(Input Opens)
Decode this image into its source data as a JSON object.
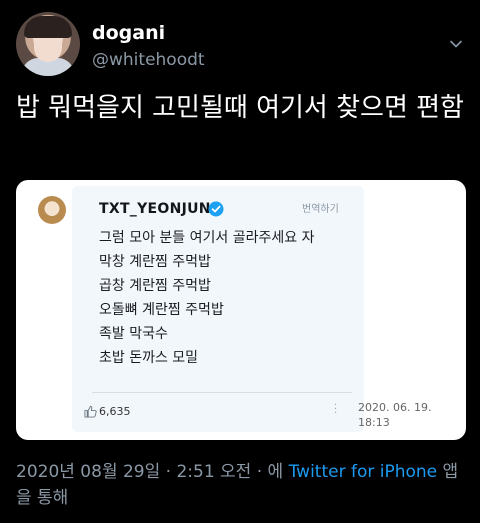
{
  "tweet": {
    "display_name": "dogani",
    "handle": "@whitehoodt",
    "text": "밥 뭐먹을지 고민될때 여기서 찾으면 편함"
  },
  "embedded": {
    "name": "TXT_YEONJUN",
    "translate": "번역하기",
    "lines": [
      "그럼 모아 분들 여기서 골라주세요 자",
      "막창 계란찜 주먹밥",
      "곱창 계란찜 주먹밥",
      "오돌뼈 계란찜 주먹밥",
      "족발 막국수",
      "초밥 돈까스 모밀"
    ],
    "likes": "6,635",
    "date_line1": "2020. 06. 19.",
    "date_line2": "18:13"
  },
  "meta": {
    "timestamp": "2020년 08월 29일 · 2:51 오전 · 에 ",
    "source": "Twitter for iPhone",
    "suffix": " 앱을 통해"
  },
  "colors": {
    "background": "#000000",
    "link": "#1d9bf0",
    "secondary_text": "#8b98a5",
    "verified": "#1da1f2"
  }
}
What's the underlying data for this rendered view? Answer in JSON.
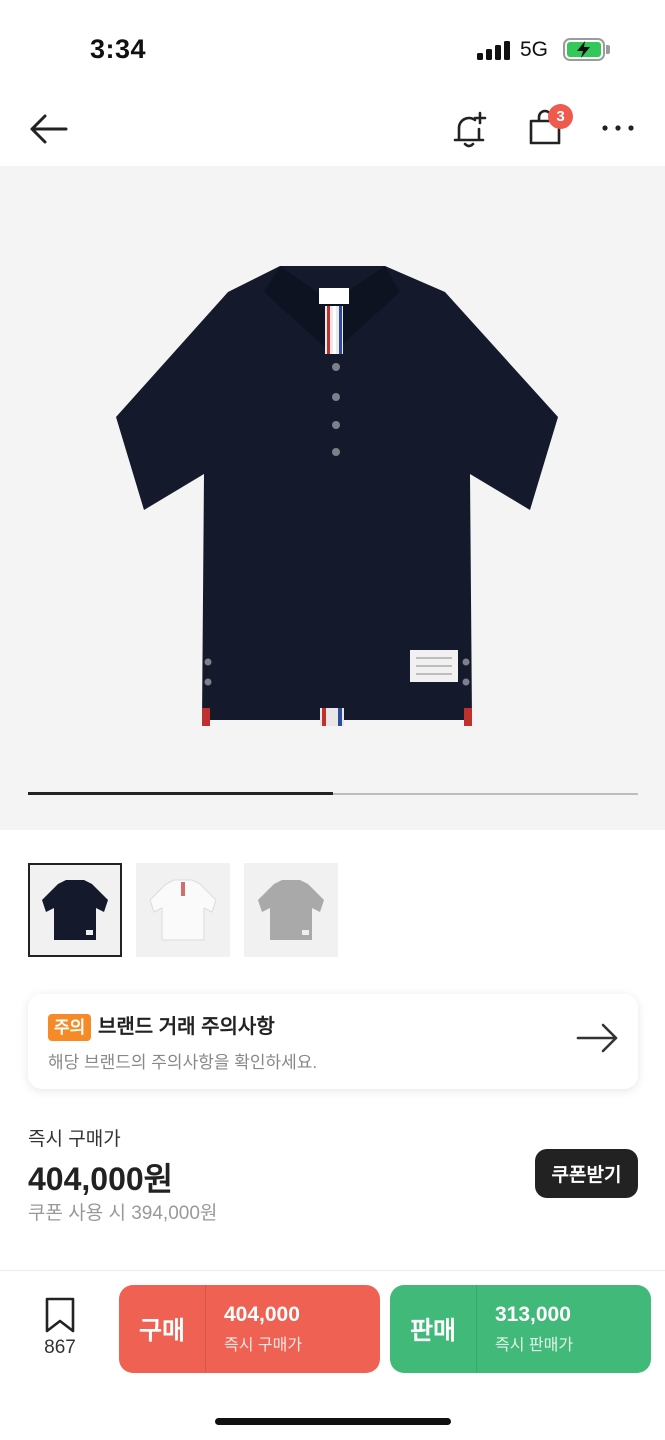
{
  "status_bar": {
    "time": "3:34",
    "network": "5G"
  },
  "nav": {
    "cart_badge": "3"
  },
  "gallery": {
    "progress_fraction": 0.5,
    "thumbnails": [
      "navy",
      "white",
      "grey"
    ]
  },
  "notice": {
    "tag": "주의",
    "title": "브랜드 거래 주의사항",
    "subtitle": "해당 브랜드의 주의사항을 확인하세요."
  },
  "price": {
    "label": "즉시 구매가",
    "value": "404,000원",
    "coupon_note": "쿠폰 사용 시 394,000원",
    "coupon_button": "쿠폰받기"
  },
  "bottom_bar": {
    "bookmark_count": "867",
    "buy": {
      "label": "구매",
      "price": "404,000",
      "sub": "즉시 구매가"
    },
    "sell": {
      "label": "판매",
      "price": "313,000",
      "sub": "즉시 판매가"
    }
  },
  "colors": {
    "buy": "#ef6253",
    "sell": "#41b979",
    "notice_tag": "#f58a26",
    "badge": "#ef5a4f"
  }
}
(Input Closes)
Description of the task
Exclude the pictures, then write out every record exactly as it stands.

Exercise output
Decode this image into its source data as a JSON object.
{
  "tweet": {
    "display_name": "dogani",
    "handle": "@whitehoodt",
    "text": "밥 뭐먹을지 고민될때 여기서 찾으면 편함"
  },
  "embedded": {
    "name": "TXT_YEONJUN",
    "translate": "번역하기",
    "lines": [
      "그럼 모아 분들 여기서 골라주세요 자",
      "막창 계란찜 주먹밥",
      "곱창 계란찜 주먹밥",
      "오돌뼈 계란찜 주먹밥",
      "족발 막국수",
      "초밥 돈까스 모밀"
    ],
    "likes": "6,635",
    "date_line1": "2020. 06. 19.",
    "date_line2": "18:13"
  },
  "meta": {
    "timestamp": "2020년 08월 29일 · 2:51 오전 · 에 ",
    "source": "Twitter for iPhone",
    "suffix": " 앱을 통해"
  },
  "colors": {
    "background": "#000000",
    "link": "#1d9bf0",
    "secondary_text": "#8b98a5",
    "verified": "#1da1f2"
  }
}
What's the underlying data for this rendered view? Answer in JSON.
{
  "status_bar": {
    "time": "3:34",
    "network": "5G"
  },
  "nav": {
    "cart_badge": "3"
  },
  "gallery": {
    "progress_fraction": 0.5,
    "thumbnails": [
      "navy",
      "white",
      "grey"
    ]
  },
  "notice": {
    "tag": "주의",
    "title": "브랜드 거래 주의사항",
    "subtitle": "해당 브랜드의 주의사항을 확인하세요."
  },
  "price": {
    "label": "즉시 구매가",
    "value": "404,000원",
    "coupon_note": "쿠폰 사용 시 394,000원",
    "coupon_button": "쿠폰받기"
  },
  "bottom_bar": {
    "bookmark_count": "867",
    "buy": {
      "label": "구매",
      "price": "404,000",
      "sub": "즉시 구매가"
    },
    "sell": {
      "label": "판매",
      "price": "313,000",
      "sub": "즉시 판매가"
    }
  },
  "colors": {
    "buy": "#ef6253",
    "sell": "#41b979",
    "notice_tag": "#f58a26",
    "badge": "#ef5a4f"
  }
}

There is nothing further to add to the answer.